Task brief ▸ The data below is to be set down exactly.

[Opening Information provided section]

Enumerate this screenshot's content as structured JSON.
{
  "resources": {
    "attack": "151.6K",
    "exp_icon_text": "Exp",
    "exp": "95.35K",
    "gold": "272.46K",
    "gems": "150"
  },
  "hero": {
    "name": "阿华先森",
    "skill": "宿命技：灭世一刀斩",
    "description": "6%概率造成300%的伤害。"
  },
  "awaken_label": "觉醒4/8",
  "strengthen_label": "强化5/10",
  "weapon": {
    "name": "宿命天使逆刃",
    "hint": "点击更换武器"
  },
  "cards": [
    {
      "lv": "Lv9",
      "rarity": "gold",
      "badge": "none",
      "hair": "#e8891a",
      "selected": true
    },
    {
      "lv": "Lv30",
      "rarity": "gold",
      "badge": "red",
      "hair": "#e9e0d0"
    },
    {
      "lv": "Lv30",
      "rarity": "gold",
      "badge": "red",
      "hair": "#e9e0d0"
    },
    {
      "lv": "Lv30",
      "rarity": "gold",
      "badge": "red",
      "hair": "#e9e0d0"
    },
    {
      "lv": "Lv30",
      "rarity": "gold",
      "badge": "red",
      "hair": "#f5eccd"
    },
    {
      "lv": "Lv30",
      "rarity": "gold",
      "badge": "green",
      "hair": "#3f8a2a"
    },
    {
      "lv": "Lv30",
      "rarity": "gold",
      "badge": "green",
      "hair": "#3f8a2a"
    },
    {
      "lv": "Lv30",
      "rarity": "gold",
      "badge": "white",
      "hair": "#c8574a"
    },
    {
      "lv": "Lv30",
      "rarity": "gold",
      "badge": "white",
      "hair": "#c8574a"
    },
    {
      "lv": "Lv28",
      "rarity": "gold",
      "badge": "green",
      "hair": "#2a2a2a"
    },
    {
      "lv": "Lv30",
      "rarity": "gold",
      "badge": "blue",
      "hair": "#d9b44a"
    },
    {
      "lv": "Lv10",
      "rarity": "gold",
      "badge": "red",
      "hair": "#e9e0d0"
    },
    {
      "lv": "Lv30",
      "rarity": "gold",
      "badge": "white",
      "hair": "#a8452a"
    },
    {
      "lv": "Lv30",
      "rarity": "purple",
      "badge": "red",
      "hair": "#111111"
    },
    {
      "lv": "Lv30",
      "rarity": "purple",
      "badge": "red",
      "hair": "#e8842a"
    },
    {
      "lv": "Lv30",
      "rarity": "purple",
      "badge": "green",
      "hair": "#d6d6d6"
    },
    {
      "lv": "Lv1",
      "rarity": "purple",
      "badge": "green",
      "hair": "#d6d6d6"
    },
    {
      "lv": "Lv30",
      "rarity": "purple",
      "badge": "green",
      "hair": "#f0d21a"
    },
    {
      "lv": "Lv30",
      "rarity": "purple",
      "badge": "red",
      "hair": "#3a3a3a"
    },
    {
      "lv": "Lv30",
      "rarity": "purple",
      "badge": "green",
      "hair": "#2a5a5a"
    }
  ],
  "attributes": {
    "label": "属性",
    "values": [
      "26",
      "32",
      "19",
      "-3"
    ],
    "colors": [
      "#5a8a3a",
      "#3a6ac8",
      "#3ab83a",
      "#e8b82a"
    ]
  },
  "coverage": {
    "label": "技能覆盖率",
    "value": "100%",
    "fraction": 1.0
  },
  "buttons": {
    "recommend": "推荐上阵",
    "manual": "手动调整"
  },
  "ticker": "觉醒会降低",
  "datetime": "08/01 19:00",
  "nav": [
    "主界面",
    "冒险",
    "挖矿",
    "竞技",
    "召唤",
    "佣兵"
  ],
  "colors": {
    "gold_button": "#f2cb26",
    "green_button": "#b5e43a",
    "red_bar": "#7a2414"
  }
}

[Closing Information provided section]

Your solution ▸
Enumerate this screenshot's content as structured JSON.
{
  "resources": {
    "attack": "151.6K",
    "exp_icon_text": "Exp",
    "exp": "95.35K",
    "gold": "272.46K",
    "gems": "150"
  },
  "hero": {
    "name": "阿华先森",
    "skill": "宿命技：灭世一刀斩",
    "description": "6%概率造成300%的伤害。"
  },
  "awaken_label": "觉醒4/8",
  "strengthen_label": "强化5/10",
  "weapon": {
    "name": "宿命天使逆刃",
    "hint": "点击更换武器"
  },
  "cards": [
    {
      "lv": "Lv9",
      "rarity": "gold",
      "badge": "none",
      "hair": "#e8891a",
      "selected": true
    },
    {
      "lv": "Lv30",
      "rarity": "gold",
      "badge": "red",
      "hair": "#e9e0d0"
    },
    {
      "lv": "Lv30",
      "rarity": "gold",
      "badge": "red",
      "hair": "#e9e0d0"
    },
    {
      "lv": "Lv30",
      "rarity": "gold",
      "badge": "red",
      "hair": "#e9e0d0"
    },
    {
      "lv": "Lv30",
      "rarity": "gold",
      "badge": "red",
      "hair": "#f5eccd"
    },
    {
      "lv": "Lv30",
      "rarity": "gold",
      "badge": "green",
      "hair": "#3f8a2a"
    },
    {
      "lv": "Lv30",
      "rarity": "gold",
      "badge": "green",
      "hair": "#3f8a2a"
    },
    {
      "lv": "Lv30",
      "rarity": "gold",
      "badge": "white",
      "hair": "#c8574a"
    },
    {
      "lv": "Lv30",
      "rarity": "gold",
      "badge": "white",
      "hair": "#c8574a"
    },
    {
      "lv": "Lv28",
      "rarity": "gold",
      "badge": "green",
      "hair": "#2a2a2a"
    },
    {
      "lv": "Lv30",
      "rarity": "gold",
      "badge": "blue",
      "hair": "#d9b44a"
    },
    {
      "lv": "Lv10",
      "rarity": "gold",
      "badge": "red",
      "hair": "#e9e0d0"
    },
    {
      "lv": "Lv30",
      "rarity": "gold",
      "badge": "white",
      "hair": "#a8452a"
    },
    {
      "lv": "Lv30",
      "rarity": "purple",
      "badge": "red",
      "hair": "#111111"
    },
    {
      "lv": "Lv30",
      "rarity": "purple",
      "badge": "red",
      "hair": "#e8842a"
    },
    {
      "lv": "Lv30",
      "rarity": "purple",
      "badge": "green",
      "hair": "#d6d6d6"
    },
    {
      "lv": "Lv1",
      "rarity": "purple",
      "badge": "green",
      "hair": "#d6d6d6"
    },
    {
      "lv": "Lv30",
      "rarity": "purple",
      "badge": "green",
      "hair": "#f0d21a"
    },
    {
      "lv": "Lv30",
      "rarity": "purple",
      "badge": "red",
      "hair": "#3a3a3a"
    },
    {
      "lv": "Lv30",
      "rarity": "purple",
      "badge": "green",
      "hair": "#2a5a5a"
    }
  ],
  "attributes": {
    "label": "属性",
    "values": [
      "26",
      "32",
      "19",
      "-3"
    ],
    "colors": [
      "#5a8a3a",
      "#3a6ac8",
      "#3ab83a",
      "#e8b82a"
    ]
  },
  "coverage": {
    "label": "技能覆盖率",
    "value": "100%",
    "fraction": 1.0
  },
  "buttons": {
    "recommend": "推荐上阵",
    "manual": "手动调整"
  },
  "ticker": "觉醒会降低",
  "datetime": "08/01 19:00",
  "nav": [
    "主界面",
    "冒险",
    "挖矿",
    "竞技",
    "召唤",
    "佣兵"
  ],
  "colors": {
    "gold_button": "#f2cb26",
    "green_button": "#b5e43a",
    "red_bar": "#7a2414"
  }
}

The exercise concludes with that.